It’s also the case that our consumerist society makes it harder for some people to accept where they don’t get the planning outcome they want.
Unfortunately, some councils will take the wrong message from this type of event, encouraging them to continue hybrid meetings where residents have to take part online.
Ultimately, we should remember that planning committees are not public meetings, but meetings held in public, and it is incumbent on the chair to maintain good order.
A certain amount of expression from the audience should be encouraged, including some cheering or booing, but councillors have a job which is to decide on applications, and they should be allowed to do that in a civil atmosphere.
The local election campaign formally kicks off today.
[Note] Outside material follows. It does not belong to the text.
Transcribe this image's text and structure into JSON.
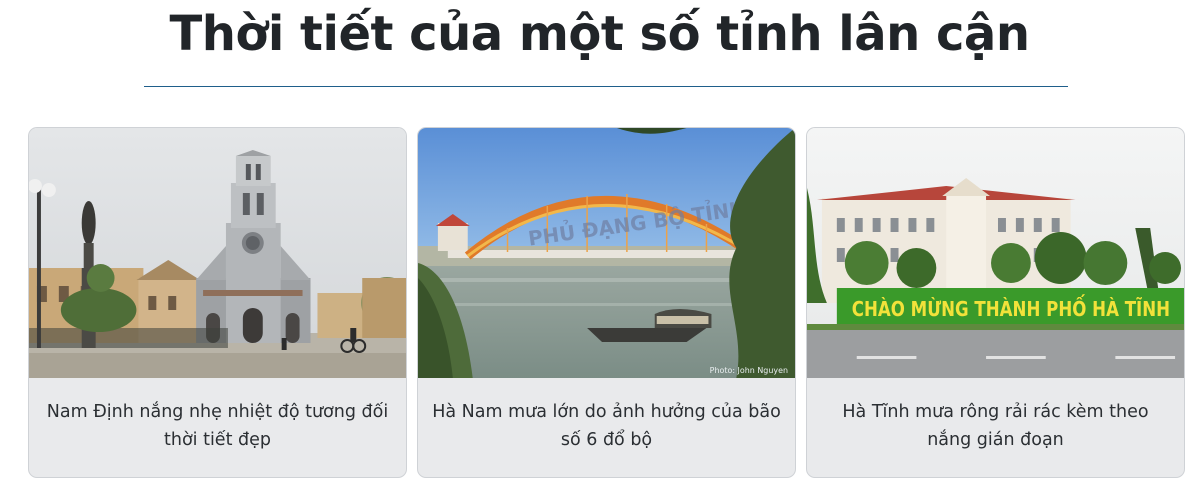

It’s the largest test of democracy since the general election as we have two years of elections in one, including all the councils which were due to have elections in 2020.
In addition to the Scottish Parliament, Senedd Cymru and GLA, all Police and Crime Commissioners are up for election, and the following councils.
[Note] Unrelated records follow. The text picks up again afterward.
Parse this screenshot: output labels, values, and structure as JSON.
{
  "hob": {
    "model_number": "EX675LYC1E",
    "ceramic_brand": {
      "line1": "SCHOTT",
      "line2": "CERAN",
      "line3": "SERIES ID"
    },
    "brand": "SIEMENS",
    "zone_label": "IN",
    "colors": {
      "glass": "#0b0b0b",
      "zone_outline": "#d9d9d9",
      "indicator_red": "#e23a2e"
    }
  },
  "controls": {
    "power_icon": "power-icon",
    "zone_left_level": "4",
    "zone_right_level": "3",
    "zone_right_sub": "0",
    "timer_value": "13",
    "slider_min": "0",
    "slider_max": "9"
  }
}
County Councils: Cambridgeshire, Derbyshire, Devon, East Sussex, Essex, Gloucestershire, Hampshire, Hertfordshire, Kent, Lancashire, Leicestershire, Lincolnshire, Norfolk, Nottinghamshire, Oxfordshire, Staffordshire, Suffolk, Surrey, Warwickshire, West Sussex, Worcestershire
Unitary councils: Blackburn with Darwen, Bristol, Buckinghamshire, Cornwall, Derby, Durham, Halton, Hartlepool, Isle of Wight, Kingston-upon-Hull, Milton Keynes, North East Lincolnshire, North Northamptonshire, Northumberland, Peterborough, Plymouth, Portsmouth, Reading, Shropshire, Slough, Southampton, Southend-on-Sea, Swindon, Thurrock, Warrington, West Northamptonshire, Wiltshire, Wokingham
Metropolitan boroughs: Barnsley, Bolton, Bradford, Bury, Calderdale, Coventry, Doncaster, Dudley, Gateshead, Kirklees, Knowsley, Leeds, Liverpool, Manchester, Newcastle upon Tyne, North Tyneside, Oldham, Rochdale, Rotherham, St Helens, Salford, Sandwell, Sefton, Sheffield, Solihull, South Tyneside, Stockport, Sunderland, Tameside, Trafford, Wakefield, Walsall, Wigan, Wirral, Wolverhampton
Non-metropolitan districts: Adur, Amber Valley, Basildon, Basingstoke and Deane, Brentwood, Broxbourne, Burnley, Cambridge, Cannock Chase, Castle Point, Cheltenham, Cherwell, Chorley, Colchester, Crawley, Daventry, Eastleigh, Elmbridge, Epping Forest, Exeter, Fareham, Gloucester, Gosport, Harlow, Hart, Hastings, Havant, Hyndburn, Ipswich, Lincoln, Maidstone, Mole Valley, North Hertfordshire, Norwich, Nuneaton and Bedworth, Oxford, Pendle, Preston, Redditch, Reigate and Banstead, Rochford, Rossendale, Rugby, Runnymede, Rushmoor, St Albans, Stevenage, Stroud, Tamworth, Tandridge, Three Rivers, Tunbridge Wells, Watford, Welwyn Hatfield, West Lancashire, West Oxfordshire, Winchester, Woking, Worcester, Worthing
Directly elected Mayors: Bristol, Doncaster, Liverpool, North Tyneside, Salford
Combined authority Mayors: London, Cambridgeshire, Greater Manchester, Liverpool City Region, Tees Valley, West of England, West Midlands